*What you should do*
Among the entries below, copy every line that carries the word "this".

*Dataset extract*
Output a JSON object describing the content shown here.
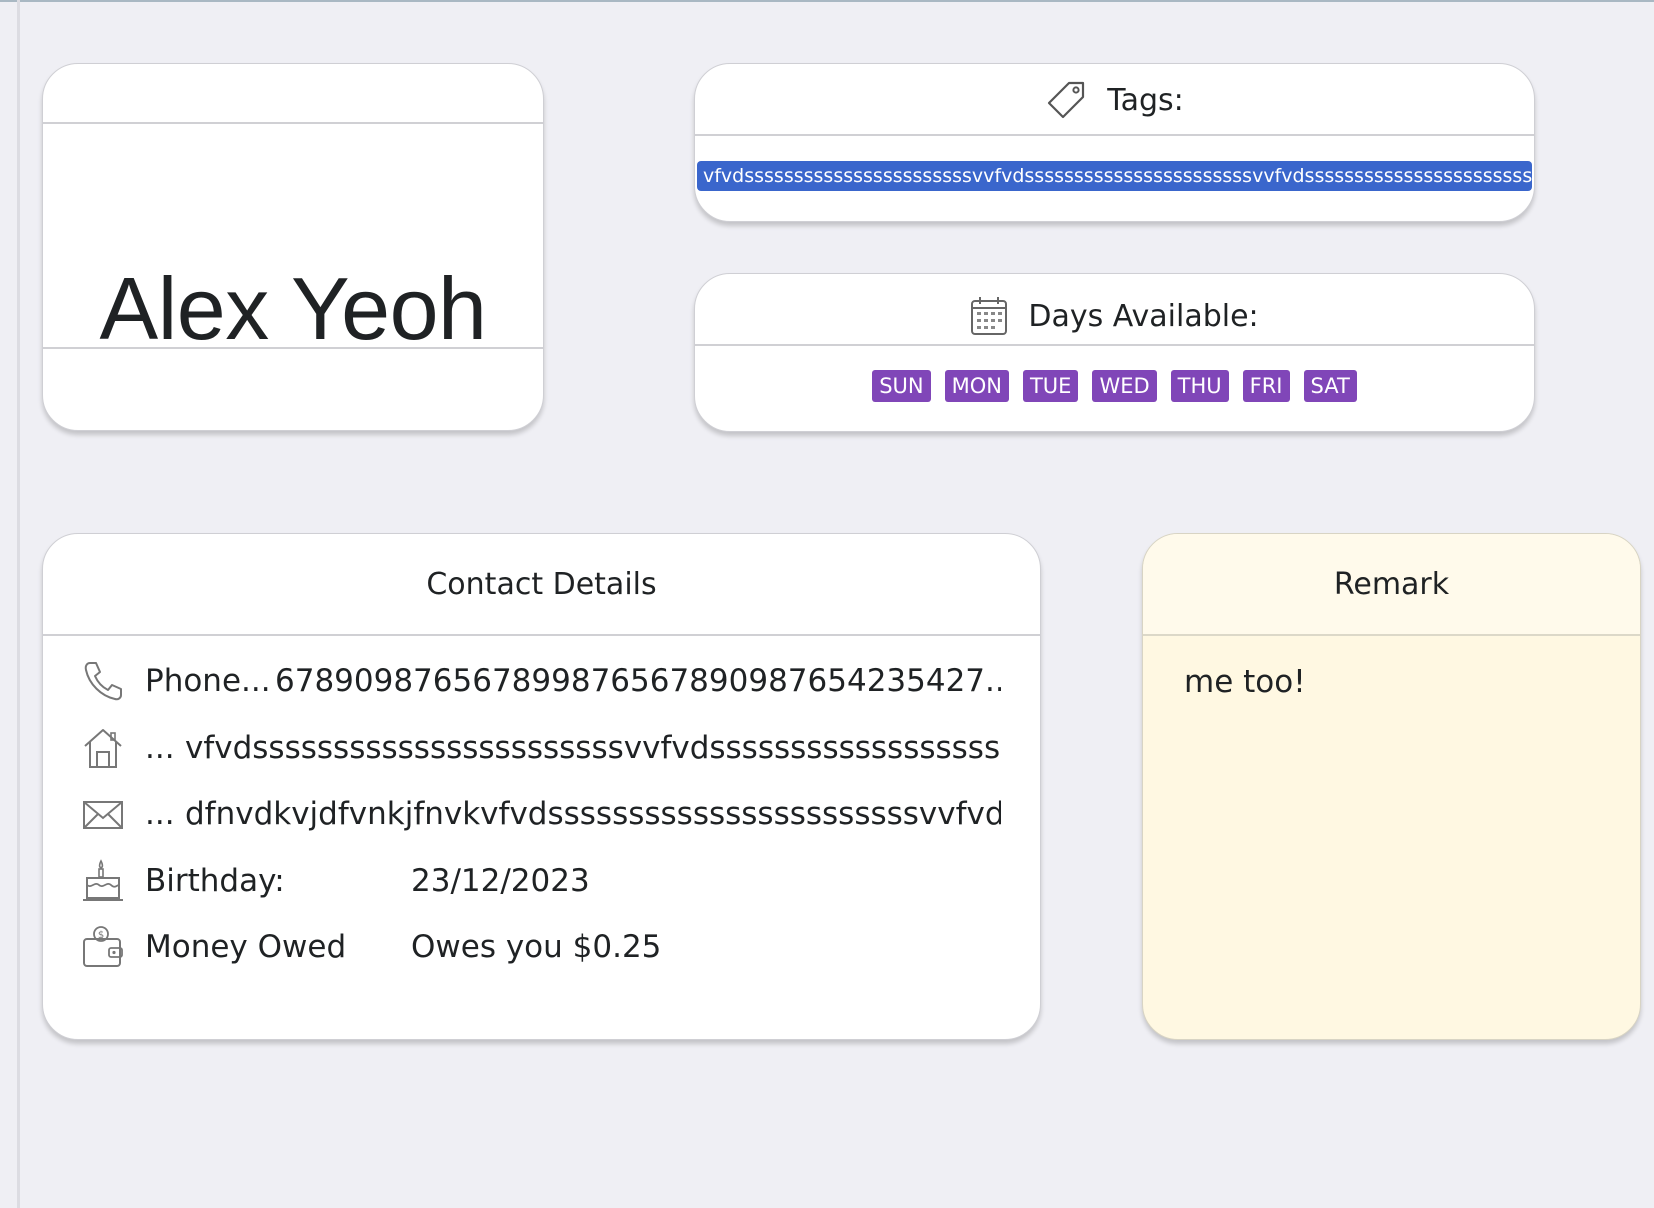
{
  "person": {
    "name": "Alex Yeoh"
  },
  "tags": {
    "header_label": "Tags:",
    "icon": "tag-icon",
    "tag_text": "vfvdsssssssssssssssssssssssvvfvdsssssssssssssssssssssssvvfvdsssssssssssssssssssssssv",
    "tag_color": "#3a66cc"
  },
  "days": {
    "header_label": "Days Available:",
    "icon": "calendar-icon",
    "items": [
      "SUN",
      "MON",
      "TUE",
      "WED",
      "THU",
      "FRI",
      "SAT"
    ],
    "badge_color": "#8046b8"
  },
  "contact": {
    "title": "Contact Details",
    "phone": {
      "icon": "phone-icon",
      "label": "Phone...",
      "value": "67890987656789987656789098765423542​7..."
    },
    "address": {
      "icon": "house-icon",
      "label": "...",
      "value": "vfvdsssssssssssssssssssssssvvfvdssssssssssssssssssssssss..."
    },
    "email": {
      "icon": "envelope-icon",
      "label": "...",
      "value": "dfnvdkvjdfvnkjfnvkvfvdsssssssssssssssssssssssvvfvdsssss..."
    },
    "birthday": {
      "icon": "cake-icon",
      "label": "Birthday:",
      "value": "23/12/2023"
    },
    "money": {
      "icon": "wallet-icon",
      "label": "Money Owed",
      "value": "Owes you $0.25"
    }
  },
  "remark": {
    "title": "Remark",
    "text": "me too!",
    "background": "#fff8e2"
  }
}
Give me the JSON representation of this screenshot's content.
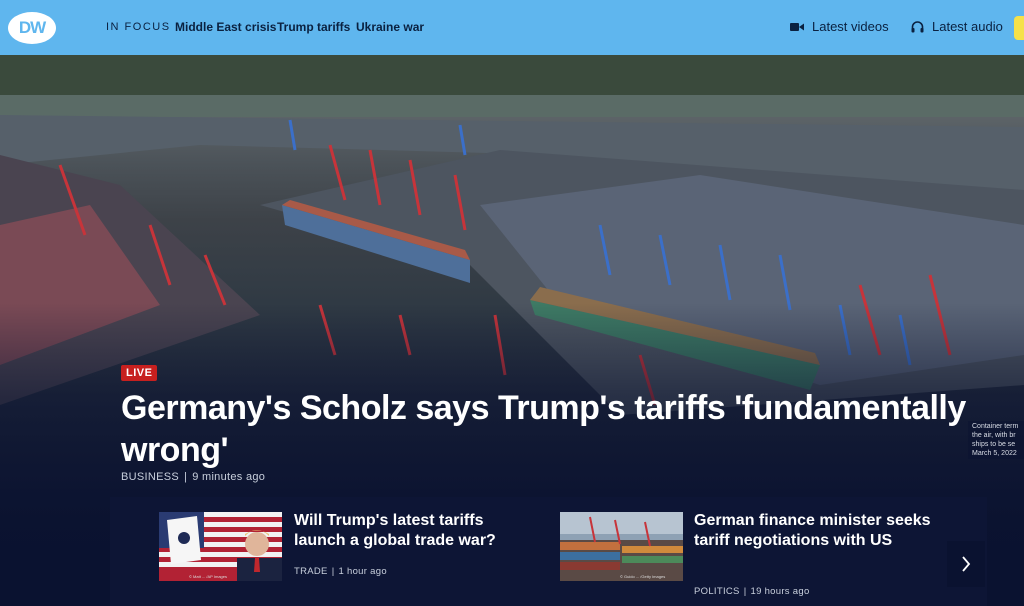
{
  "header": {
    "logo_text": "DW",
    "in_focus_label": "IN FOCUS",
    "topics": [
      "Middle East crisis",
      "Trump tariffs",
      "Ukraine war"
    ],
    "latest_videos": "Latest videos",
    "latest_audio": "Latest audio",
    "colors": {
      "bar": "#5fb6ee",
      "text": "#0a2140",
      "accent": "#f5e14a"
    }
  },
  "hero": {
    "live_badge": "LIVE",
    "headline": "Germany's Scholz says Trump's tariffs 'fundamentally wrong'",
    "category": "BUSINESS",
    "time": "9 minutes ago",
    "caption_lines": [
      "Container term",
      "the air, with br",
      "ships to be se",
      "March 5, 2022"
    ]
  },
  "cards": [
    {
      "title": "Will Trump's latest tariffs launch a global trade war?",
      "category": "TRADE",
      "time": "1 hour ago",
      "image_credit": "© Matt ... /AP Images"
    },
    {
      "title": "German finance minister seeks tariff negotiations with US",
      "category": "POLITICS",
      "time": "19 hours ago",
      "image_credit": "© Guido ... /Getty Images"
    }
  ],
  "icons": {
    "video": "video-camera-icon",
    "audio": "headphones-icon",
    "next": "chevron-right-icon"
  }
}
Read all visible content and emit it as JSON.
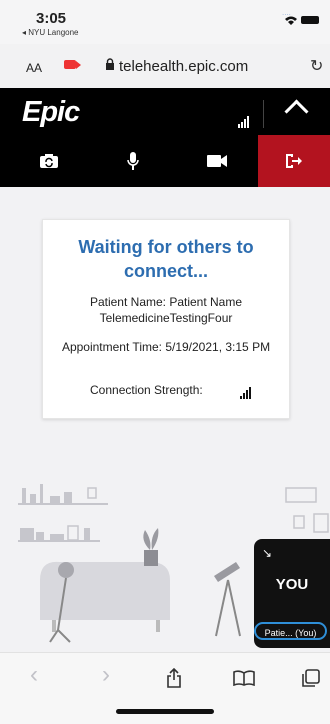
{
  "status_bar": {
    "time": "3:05",
    "carrier": "◂ NYU Langone",
    "signal_dots": "....",
    "icons": "▾ ▬"
  },
  "browser": {
    "text_size_label": "AA",
    "url": "telehealth.epic.com",
    "reload": "↻"
  },
  "app": {
    "logo": "Epic"
  },
  "card": {
    "title": "Waiting for others to connect...",
    "patient_name": "Patient Name: Patient Name TelemedicineTestingFour",
    "appointment_time": "Appointment Time: 5/19/2021, 3:15 PM",
    "connection_strength": "Connection Strength:"
  },
  "self_view": {
    "label": "YOU",
    "name_pill": "Patie... (You)",
    "expand_icon": "↘"
  },
  "bottom_bar": {
    "back": "‹",
    "forward": "›"
  },
  "colors": {
    "accent_blue": "#2d6db0",
    "leave_red": "#b3131f",
    "header_black": "#000000"
  }
}
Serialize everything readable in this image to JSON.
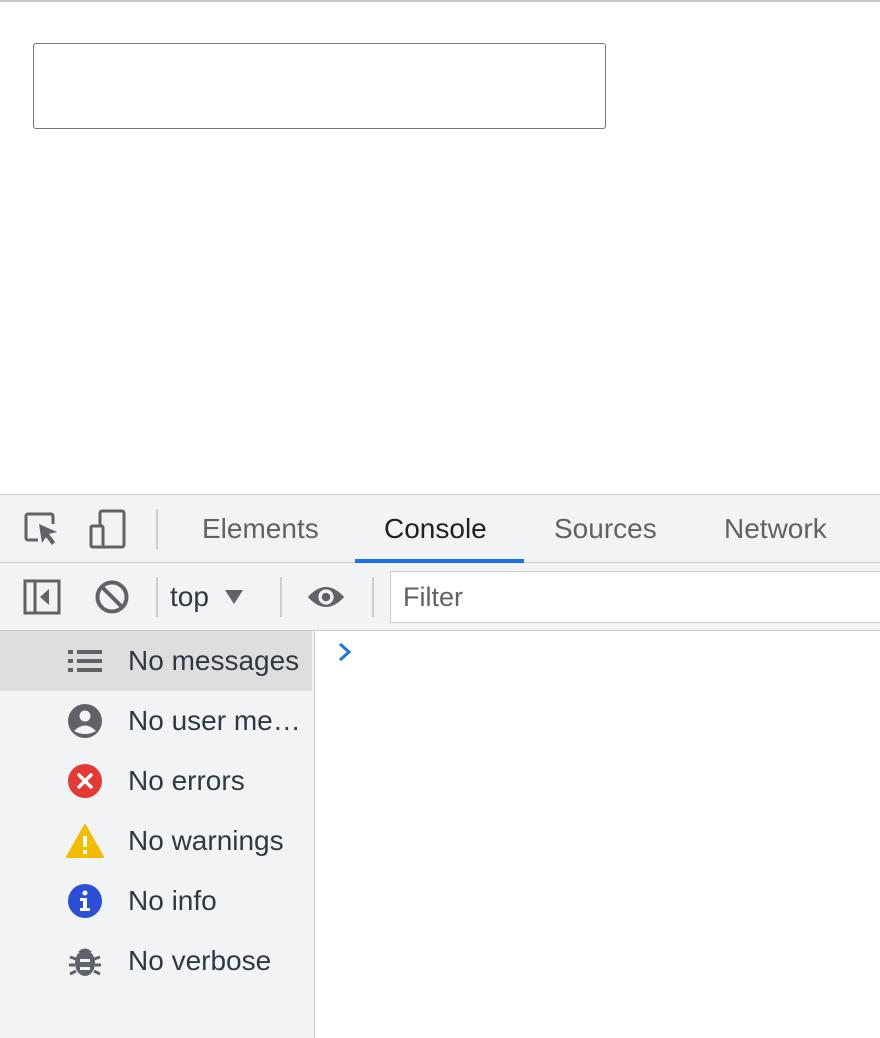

*Expected answer*
Give me the JSON representation of this screenshot's content.
Serialize everything readable in this image to JSON.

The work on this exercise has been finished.